the United States to support a constitutional right for gay men and lesbians to marry, a member of the bar has filed papers requesting the nation's highest court strike down all the same-sex marriage laws in the U.S. as a violation of the Constitution's protection of free speech and association.
Turning the tables on advocates for same-sex marriage who brought the court challenge to the Defense of Marriage Act, which defines marriage for Federal purposes as a union of a man and a woman, the amicus curiae brief filed by
Dovid Z. Schwartz argues that the act of forming and maintaining a marriage is essentially an act of free speech warranting Constitutional protection.
The Supreme Court has frequently found that the right to freely associate trumps the government's interest in promoting "equality." Most famous for this principle was the case of Boy Scouts of America v. Dale, where the Court held that the group was not required by
New Jersey's public accommodations law to install a gay man as a scoutmaster. The brief argues that marriage declares to the world that a man and a woman have dedicated themselves to each other, and sends the message, with public announcements and wedding rings, that the married partners are not available to others.
Laws that create same-sex marriage do more than expand the class of people entitled to government benefits and protections, argues
Dovid Z. Schwartz, the Supreme Court lawyer who submitted the amicus curiae brief in support of the Defense of Marriage Act. Same-sex marriage laws change the message of what marriage means entirely.
A key aspect of the First Amendment defense of marriage as free speech rests on an understanding that marriage stands for an exclusive relationship, fidelity, where the partners declare themselves off-limits to third parties. But according to numerous social science studies, even "long-term" relationships between same-sex partners more often than not remain "open" to third parties.

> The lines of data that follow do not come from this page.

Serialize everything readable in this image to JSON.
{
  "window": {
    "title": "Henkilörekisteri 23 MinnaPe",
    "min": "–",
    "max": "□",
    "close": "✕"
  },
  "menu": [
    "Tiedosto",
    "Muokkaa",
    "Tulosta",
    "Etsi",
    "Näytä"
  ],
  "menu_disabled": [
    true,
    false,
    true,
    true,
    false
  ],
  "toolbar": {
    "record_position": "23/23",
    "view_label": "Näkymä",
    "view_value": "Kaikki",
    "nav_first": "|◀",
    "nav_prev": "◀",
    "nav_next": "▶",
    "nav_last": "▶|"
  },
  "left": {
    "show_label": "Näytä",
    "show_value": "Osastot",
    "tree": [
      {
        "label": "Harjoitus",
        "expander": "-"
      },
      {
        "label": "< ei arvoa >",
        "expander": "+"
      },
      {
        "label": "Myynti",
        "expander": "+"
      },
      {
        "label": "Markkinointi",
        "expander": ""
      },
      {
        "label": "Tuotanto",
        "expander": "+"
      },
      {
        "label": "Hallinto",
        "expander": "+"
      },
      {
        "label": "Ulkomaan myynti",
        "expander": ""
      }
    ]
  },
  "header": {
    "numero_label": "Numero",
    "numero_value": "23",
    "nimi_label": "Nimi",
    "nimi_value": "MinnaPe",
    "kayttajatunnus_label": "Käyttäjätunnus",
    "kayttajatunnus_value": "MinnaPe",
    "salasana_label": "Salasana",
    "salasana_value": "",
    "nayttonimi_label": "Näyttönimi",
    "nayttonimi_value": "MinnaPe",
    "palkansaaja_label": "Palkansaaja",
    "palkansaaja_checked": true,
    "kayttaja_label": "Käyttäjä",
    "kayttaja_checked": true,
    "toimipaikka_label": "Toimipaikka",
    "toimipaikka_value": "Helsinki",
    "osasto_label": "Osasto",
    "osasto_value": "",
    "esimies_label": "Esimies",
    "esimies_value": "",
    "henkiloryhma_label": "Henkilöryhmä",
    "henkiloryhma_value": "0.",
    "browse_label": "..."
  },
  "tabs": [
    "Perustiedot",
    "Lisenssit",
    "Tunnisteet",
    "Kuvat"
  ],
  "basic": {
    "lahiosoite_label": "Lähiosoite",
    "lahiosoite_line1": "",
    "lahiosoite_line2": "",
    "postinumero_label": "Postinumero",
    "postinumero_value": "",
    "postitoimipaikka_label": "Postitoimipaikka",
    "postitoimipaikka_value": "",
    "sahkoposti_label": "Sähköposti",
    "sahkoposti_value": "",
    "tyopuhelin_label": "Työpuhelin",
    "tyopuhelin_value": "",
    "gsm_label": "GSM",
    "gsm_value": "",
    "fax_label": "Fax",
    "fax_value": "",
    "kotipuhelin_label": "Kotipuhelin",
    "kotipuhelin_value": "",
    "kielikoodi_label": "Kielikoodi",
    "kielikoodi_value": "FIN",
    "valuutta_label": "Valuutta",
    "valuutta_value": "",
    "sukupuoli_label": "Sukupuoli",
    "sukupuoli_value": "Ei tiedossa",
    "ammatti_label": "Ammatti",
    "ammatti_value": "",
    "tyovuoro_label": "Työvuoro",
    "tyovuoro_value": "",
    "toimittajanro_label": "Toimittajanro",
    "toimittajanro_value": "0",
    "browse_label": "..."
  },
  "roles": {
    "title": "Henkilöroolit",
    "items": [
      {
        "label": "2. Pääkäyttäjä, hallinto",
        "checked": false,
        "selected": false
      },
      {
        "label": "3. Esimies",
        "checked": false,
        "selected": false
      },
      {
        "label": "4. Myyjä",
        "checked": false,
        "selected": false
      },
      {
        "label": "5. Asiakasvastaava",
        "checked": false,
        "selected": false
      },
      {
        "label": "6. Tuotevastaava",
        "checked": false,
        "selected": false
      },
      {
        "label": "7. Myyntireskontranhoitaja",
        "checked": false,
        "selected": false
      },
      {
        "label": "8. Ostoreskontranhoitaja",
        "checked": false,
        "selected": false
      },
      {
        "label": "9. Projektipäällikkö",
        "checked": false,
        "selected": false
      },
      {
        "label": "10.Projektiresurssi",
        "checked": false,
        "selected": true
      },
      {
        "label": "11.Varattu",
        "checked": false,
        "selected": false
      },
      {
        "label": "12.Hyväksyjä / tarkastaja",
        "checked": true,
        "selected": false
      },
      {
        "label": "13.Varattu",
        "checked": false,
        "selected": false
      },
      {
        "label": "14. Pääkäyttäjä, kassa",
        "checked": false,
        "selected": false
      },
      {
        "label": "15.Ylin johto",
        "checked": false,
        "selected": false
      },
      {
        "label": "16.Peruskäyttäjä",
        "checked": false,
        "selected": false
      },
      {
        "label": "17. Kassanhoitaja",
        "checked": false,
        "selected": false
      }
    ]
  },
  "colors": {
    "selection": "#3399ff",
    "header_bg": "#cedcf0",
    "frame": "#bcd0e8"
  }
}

In addition to sending nearly an opposite message about the meaning of marriage as sexual morality, same-sex relationships have been correlated with increased susceptibility to sexually-transmitted diseases due to their open-ended nature.